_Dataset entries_
┌────────
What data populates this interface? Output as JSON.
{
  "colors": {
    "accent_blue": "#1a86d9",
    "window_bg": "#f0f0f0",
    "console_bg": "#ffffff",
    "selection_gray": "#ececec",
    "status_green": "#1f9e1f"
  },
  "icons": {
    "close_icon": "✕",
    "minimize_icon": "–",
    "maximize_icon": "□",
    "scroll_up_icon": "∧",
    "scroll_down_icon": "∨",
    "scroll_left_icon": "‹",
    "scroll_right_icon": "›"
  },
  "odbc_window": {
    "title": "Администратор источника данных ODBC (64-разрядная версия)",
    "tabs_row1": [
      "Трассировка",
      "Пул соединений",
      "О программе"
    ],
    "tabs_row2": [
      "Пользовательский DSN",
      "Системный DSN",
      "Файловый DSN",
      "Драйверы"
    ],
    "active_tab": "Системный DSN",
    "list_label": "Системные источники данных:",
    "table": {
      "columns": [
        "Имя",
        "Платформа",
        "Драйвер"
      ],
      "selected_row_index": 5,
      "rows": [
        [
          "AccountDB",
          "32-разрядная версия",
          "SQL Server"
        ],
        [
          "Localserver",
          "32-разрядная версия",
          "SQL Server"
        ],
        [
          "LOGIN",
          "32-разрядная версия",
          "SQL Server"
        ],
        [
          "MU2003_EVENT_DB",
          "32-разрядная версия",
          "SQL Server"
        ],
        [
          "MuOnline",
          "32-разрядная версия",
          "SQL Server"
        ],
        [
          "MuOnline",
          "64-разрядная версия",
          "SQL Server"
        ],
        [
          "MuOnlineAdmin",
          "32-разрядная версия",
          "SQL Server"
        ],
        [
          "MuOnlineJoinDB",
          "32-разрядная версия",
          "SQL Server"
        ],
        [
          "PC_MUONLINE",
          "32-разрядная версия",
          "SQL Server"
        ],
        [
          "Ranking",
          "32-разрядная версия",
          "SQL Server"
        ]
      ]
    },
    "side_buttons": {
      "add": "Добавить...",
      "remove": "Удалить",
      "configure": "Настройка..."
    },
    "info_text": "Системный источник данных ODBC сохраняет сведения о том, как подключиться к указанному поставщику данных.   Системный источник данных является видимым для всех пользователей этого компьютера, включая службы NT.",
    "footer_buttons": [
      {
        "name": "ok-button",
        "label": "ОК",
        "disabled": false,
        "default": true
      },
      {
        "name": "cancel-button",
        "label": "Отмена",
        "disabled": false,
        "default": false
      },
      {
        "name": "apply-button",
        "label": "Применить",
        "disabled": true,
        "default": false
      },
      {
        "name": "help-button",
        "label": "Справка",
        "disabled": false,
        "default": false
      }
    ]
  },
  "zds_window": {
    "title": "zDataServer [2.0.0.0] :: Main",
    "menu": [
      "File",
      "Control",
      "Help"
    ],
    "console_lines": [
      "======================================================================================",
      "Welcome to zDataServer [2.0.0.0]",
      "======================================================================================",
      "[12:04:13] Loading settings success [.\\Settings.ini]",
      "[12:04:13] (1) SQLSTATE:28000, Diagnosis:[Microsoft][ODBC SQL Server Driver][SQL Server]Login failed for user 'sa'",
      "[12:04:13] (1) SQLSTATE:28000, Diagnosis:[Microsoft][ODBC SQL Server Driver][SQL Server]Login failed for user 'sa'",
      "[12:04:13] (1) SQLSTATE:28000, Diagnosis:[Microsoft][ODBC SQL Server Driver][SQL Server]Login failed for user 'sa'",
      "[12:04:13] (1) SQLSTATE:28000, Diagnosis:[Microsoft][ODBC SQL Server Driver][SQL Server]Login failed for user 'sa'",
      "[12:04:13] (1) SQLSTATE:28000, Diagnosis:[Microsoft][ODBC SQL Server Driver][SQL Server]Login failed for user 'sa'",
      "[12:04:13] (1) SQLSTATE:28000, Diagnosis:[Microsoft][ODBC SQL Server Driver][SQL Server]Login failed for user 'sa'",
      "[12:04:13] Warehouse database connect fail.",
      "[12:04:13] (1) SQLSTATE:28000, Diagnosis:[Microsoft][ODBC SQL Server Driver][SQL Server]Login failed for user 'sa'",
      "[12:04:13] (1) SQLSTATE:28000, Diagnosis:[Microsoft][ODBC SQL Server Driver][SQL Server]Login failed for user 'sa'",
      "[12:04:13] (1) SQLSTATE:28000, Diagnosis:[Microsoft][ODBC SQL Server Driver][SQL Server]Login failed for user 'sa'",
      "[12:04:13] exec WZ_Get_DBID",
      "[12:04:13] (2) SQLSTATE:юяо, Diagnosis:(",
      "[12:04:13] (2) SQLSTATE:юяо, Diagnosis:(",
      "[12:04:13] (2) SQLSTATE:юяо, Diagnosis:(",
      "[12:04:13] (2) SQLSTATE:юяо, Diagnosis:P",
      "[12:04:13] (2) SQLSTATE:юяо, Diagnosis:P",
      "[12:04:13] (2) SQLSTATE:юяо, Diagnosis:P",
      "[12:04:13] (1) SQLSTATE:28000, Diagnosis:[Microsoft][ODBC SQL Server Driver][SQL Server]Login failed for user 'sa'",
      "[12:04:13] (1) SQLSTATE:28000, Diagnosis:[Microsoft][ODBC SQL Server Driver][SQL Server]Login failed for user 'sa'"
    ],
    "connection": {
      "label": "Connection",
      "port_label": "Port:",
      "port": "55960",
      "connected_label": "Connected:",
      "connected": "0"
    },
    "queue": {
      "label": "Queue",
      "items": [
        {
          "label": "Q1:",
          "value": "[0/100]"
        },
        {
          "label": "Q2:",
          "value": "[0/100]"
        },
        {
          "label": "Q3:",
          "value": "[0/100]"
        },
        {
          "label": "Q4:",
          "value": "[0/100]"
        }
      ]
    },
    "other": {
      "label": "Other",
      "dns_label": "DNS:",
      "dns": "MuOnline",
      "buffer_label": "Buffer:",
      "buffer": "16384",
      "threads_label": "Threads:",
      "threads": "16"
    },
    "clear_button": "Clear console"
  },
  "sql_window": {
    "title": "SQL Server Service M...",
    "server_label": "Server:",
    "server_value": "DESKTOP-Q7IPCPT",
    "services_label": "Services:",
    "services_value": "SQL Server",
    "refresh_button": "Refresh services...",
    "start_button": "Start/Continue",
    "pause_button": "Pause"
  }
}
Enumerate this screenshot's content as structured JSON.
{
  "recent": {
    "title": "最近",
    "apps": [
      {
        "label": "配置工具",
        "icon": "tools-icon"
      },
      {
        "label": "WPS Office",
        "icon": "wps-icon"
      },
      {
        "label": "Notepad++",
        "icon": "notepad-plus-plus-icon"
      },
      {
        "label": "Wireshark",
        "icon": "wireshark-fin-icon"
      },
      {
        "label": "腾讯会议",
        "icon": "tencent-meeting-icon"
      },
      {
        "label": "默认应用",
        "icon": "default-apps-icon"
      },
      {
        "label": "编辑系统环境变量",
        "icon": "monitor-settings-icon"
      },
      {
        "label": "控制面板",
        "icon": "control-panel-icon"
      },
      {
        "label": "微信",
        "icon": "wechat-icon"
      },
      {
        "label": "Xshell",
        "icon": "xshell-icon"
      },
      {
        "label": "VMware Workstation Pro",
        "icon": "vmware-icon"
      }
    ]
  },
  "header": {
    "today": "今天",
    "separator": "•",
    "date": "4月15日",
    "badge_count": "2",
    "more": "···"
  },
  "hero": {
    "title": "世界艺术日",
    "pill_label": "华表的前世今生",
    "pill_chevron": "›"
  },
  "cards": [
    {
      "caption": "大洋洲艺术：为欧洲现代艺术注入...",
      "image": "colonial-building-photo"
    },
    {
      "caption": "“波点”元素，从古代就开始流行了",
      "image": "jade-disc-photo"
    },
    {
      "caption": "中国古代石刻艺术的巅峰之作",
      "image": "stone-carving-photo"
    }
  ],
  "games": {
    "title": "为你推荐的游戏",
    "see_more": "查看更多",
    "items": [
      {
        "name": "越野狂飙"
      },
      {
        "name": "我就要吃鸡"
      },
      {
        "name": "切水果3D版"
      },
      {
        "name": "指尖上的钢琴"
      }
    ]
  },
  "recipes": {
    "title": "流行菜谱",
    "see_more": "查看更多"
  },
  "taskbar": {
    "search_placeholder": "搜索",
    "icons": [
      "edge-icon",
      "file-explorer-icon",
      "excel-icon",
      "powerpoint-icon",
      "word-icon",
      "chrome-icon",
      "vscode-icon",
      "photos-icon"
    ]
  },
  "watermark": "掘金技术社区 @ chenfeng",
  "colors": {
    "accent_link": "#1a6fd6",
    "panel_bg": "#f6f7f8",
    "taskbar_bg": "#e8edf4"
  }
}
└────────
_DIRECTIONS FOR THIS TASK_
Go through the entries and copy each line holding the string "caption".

_THE COMPLETED TASK_
      "caption": "大洋洲艺术：为欧洲现代艺术注入...",
      "caption": "“波点”元素，从古代就开始流行了",
      "caption": "中国古代石刻艺术的巅峰之作",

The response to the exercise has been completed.